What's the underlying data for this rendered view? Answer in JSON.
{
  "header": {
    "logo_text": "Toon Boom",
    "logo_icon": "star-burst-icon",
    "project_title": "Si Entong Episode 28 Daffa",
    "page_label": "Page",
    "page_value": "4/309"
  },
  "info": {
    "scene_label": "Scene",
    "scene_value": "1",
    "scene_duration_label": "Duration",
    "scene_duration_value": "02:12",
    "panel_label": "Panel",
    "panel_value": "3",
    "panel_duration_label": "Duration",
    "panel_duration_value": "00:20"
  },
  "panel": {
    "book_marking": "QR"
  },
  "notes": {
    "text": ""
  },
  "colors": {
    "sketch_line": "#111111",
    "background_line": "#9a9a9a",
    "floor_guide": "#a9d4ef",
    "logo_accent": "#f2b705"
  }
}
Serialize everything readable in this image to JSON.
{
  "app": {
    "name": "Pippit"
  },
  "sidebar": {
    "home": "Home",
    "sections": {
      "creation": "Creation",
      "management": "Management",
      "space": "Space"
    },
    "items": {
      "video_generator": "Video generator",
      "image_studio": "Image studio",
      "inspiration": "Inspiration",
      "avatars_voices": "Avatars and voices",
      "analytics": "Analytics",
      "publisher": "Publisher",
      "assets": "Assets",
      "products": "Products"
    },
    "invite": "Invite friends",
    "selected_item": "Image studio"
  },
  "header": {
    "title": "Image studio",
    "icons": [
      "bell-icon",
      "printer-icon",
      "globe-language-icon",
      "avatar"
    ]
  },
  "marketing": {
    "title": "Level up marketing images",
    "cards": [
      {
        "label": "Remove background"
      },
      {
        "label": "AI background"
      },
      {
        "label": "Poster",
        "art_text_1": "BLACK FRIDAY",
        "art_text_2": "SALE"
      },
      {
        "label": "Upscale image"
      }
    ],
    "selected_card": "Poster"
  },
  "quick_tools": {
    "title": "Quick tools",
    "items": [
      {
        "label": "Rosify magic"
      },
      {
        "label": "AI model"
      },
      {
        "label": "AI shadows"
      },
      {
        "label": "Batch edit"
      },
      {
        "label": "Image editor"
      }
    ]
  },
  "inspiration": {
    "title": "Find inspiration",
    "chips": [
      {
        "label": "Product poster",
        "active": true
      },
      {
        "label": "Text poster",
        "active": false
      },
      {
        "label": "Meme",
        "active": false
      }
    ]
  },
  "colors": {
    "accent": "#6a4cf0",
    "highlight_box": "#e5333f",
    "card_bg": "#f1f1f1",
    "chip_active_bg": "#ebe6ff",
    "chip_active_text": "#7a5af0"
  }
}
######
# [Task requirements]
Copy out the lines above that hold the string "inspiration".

# [Solution below]
      "inspiration": "Inspiration",
  "inspiration": {
    "title": "Find inspiration",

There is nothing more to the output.